Attaining functional requirements from business departments can be quite challenging, but acquiring non-functional requirements can sometimes seem impossible. So, how can Quality Assurance Engineers handle this tricky situation? Should missing requirements be ignored? Can cross- browser testing be overlooked, load tests be neglected and performance tests be disregarded? The simple answer is no! Just because requirements are not documented, does not mean they do not exist. Obviously, requirements that are not clearly defined, cannot be verified. Nevertheless, the resulting product would most likely not pass validation successfully. So, how can these equally essential requirements be unearthed?

Often, non-functional requirements are implied rather than be explicitly expressed. But experience, and asking the right questions, will unveil the desired requirements.


Imagine going to a car dealer.
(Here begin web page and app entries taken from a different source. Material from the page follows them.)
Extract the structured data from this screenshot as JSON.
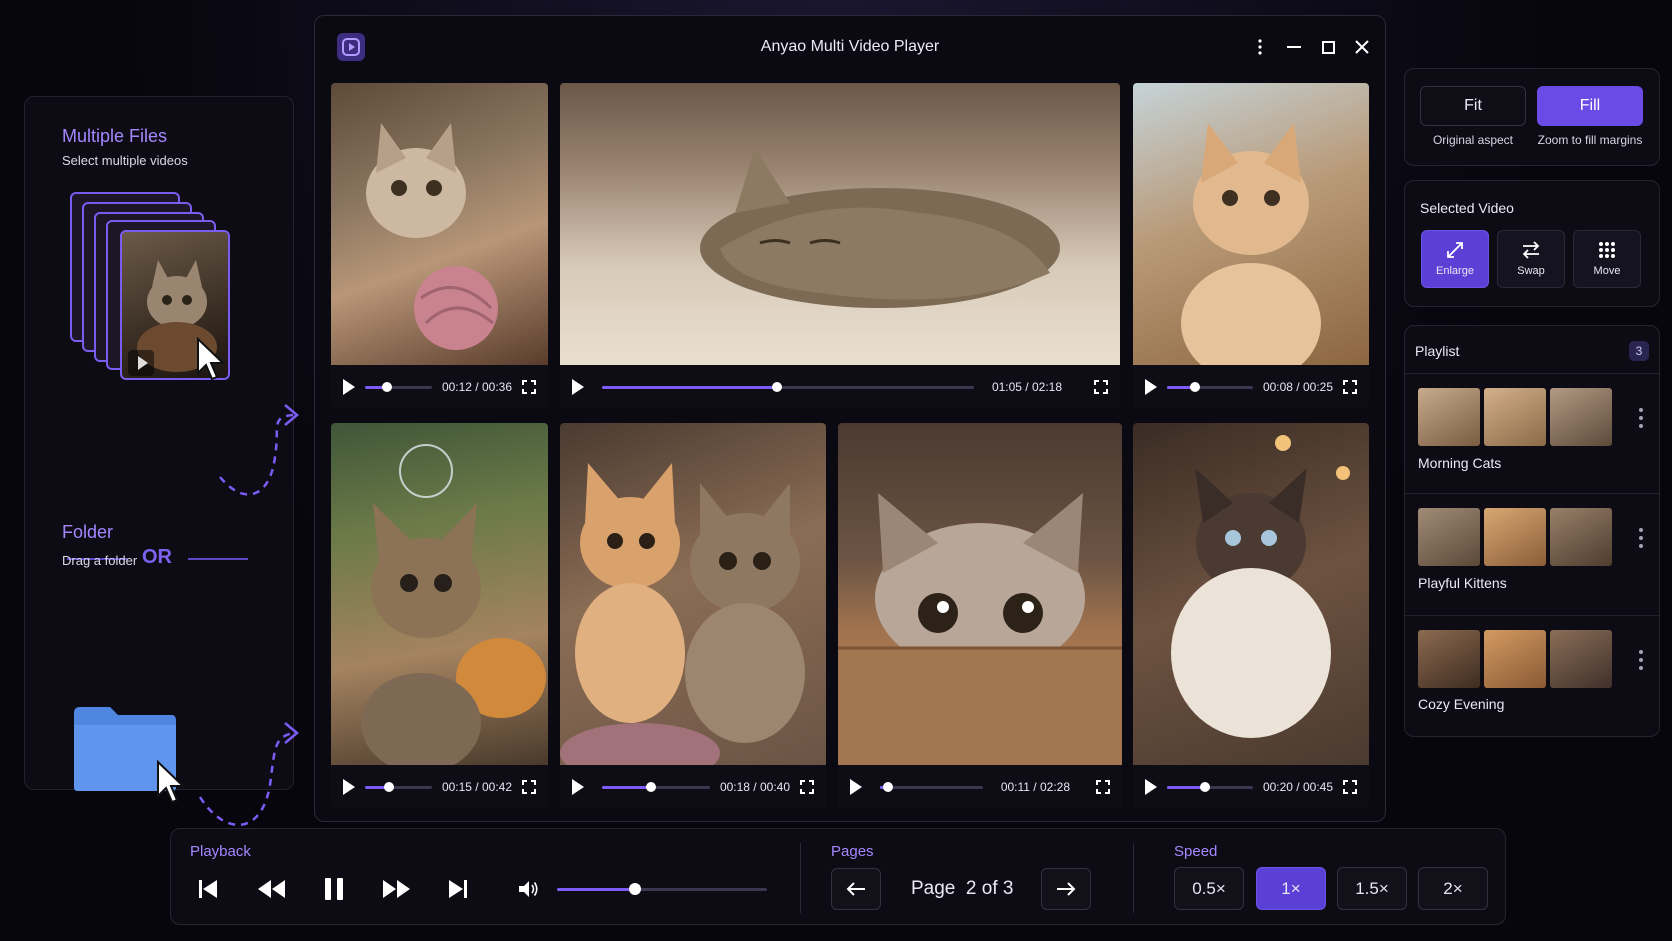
{
  "left": {
    "files_title": "Multiple Files",
    "files_sub": "Select multiple videos",
    "or": "OR",
    "folder_title": "Folder",
    "folder_sub": "Drag a folder"
  },
  "window": {
    "title": "Anyao Multi Video Player"
  },
  "videos": [
    {
      "time": "00:12 / 00:36",
      "progress": 0.33
    },
    {
      "time": "01:05 / 02:18",
      "progress": 0.47
    },
    {
      "time": "00:08 / 00:25",
      "progress": 0.32
    },
    {
      "time": "00:15 / 00:42",
      "progress": 0.36
    },
    {
      "time": "00:18 / 00:40",
      "progress": 0.45
    },
    {
      "time": "00:11 / 02:28",
      "progress": 0.08
    },
    {
      "time": "00:20 / 00:45",
      "progress": 0.44
    }
  ],
  "fit": {
    "fit_label": "Fit",
    "fit_caption": "Original aspect",
    "fill_label": "Fill",
    "fill_caption": "Zoom to fill margins"
  },
  "selected": {
    "title": "Selected Video",
    "enlarge": "Enlarge",
    "swap": "Swap",
    "move": "Move"
  },
  "playlist": {
    "title": "Playlist",
    "count": "3",
    "items": [
      {
        "name": "Morning Cats"
      },
      {
        "name": "Playful Kittens"
      },
      {
        "name": "Cozy Evening"
      }
    ]
  },
  "bottom": {
    "playback_label": "Playback",
    "volume": 0.37,
    "pages_label": "Pages",
    "page_text": "Page  2 of 3",
    "speed_label": "Speed",
    "speeds": [
      "0.5×",
      "1×",
      "1.5×",
      "2×"
    ],
    "active_speed": "1×"
  },
  "colors": {
    "accent": "#7c5cf5",
    "accent_text": "#a487ff",
    "active_button": "#5b40d6"
  }
}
You might have wishes, aka requirements, regarding the exterior colour, the sound system and whether it has an automatic gearbox or not. But will you tell the car salesman that you want to travel at 100 miles per hour with three passengers? Most likely not, because you expect the car to be able to do that. Let’s call it an “expected standard”.

Let’s transfer the vehicle example to a website. The website’s owner will expect it to be “fast enough”. To be more precise, the owner will expect a potential user of the website to browse the site easily without delays in any chosen browser. Furthermore, they will expect not only for that to hold true for one user, but for multiple concurrent users too. All these requirements are implicit expectations that linger in the air and need to be captured — to be made explicit.

Three ways to handle implicit expectations

One way to make them explicit is by asking the right questions. An important part of requirements engineering is to ask relevant questions that will lead to obtaining the actual requirements. If this was not done whilst scoping a project, it can be done on a smaller scale during the refinement meetings, prior to a sprint. Finding the right questions to ask is either a matter of experience or of studied knowledge. Seasoned Quality Assurance Engineers will never forget to ask about load and performance due mostly to painful experience with missing requirements. Equally, there are enough books, webinars and lectures on non-functional requirements that can help raise awareness and from which the right set of questions can be learned. Coming back to the vehicle example, the car dealer will most likely know to ask how many passengers you will be traveling with and how fast you wish to travel.

Side note: If you don’t want to rely blindly on a team’s experience to make sure that potential non-functional requirements are considered, mention them in the Definition of Ready. This way they will be considered on story level and find their way into the acceptance criteria.

An alternative possibility is to follow de facto industry standards. Generally a website is not a new invention. There are many out there that can provide data from which to derive requirements. For example, by using statistics of similar websites, the distribution of browsers and browser versions can be obtained. Furthermore, response times of “fast” websites can be measured and set as a standard to be met. The expected number of concurrent users can be tricky, but by making assumptions on the expected usage, in combination with extrapolation, a solid basis can be defined. In the vehicle example the dealer would assume that you will be traveling with the statistical average of 3 passengers and will want to be able to travel at the maximum legal speed of 70 miles per hour.

A further possibility is to work with hypotheses that are expected to result in desired behaviour and consecutively measure their success. For example, if you are unsure how fast a website should load, you can ask yourself what result you actually want to achieve. In this case you can define success as losing a maximum of 0.5 % of users while a page is still loading. To achieve this the hypothesis is made that a page load time of 1 second will not lead to a bounce rate above 0.5 %. This “load time <= 1s“ is a clear requirement that can be implemented and tested accordingly. Once in production, the actual bounce rate is measured. If the desired rate is not achieved, the load time must be reduced accordingly and measured again in production. This is a typical example of the agile method of “inspect and adapt”, helping if the initial picture is not clear. This approach is not applicable to the vehicle example, as you would most likely not be happy to exchange your car for a different model after a short time once you notice it is not fast enough!

Wrap up

Should non-functional requirements be ignored if not available? Definitely not! User experience massively depends on the above mentioned criteria and will impact the success of most businesses. Don’t wait for them! Instead, obtain them by asking the right questions, generate them by using de facto industry standards, or make assumptions in combination with clear success criteria to satisfy them.



Christian Nissen

Born and raised in beautiful Düsseldorf, grew up with a C64 and studied Computer Science and Communication Engineering when discovering a passion for QA.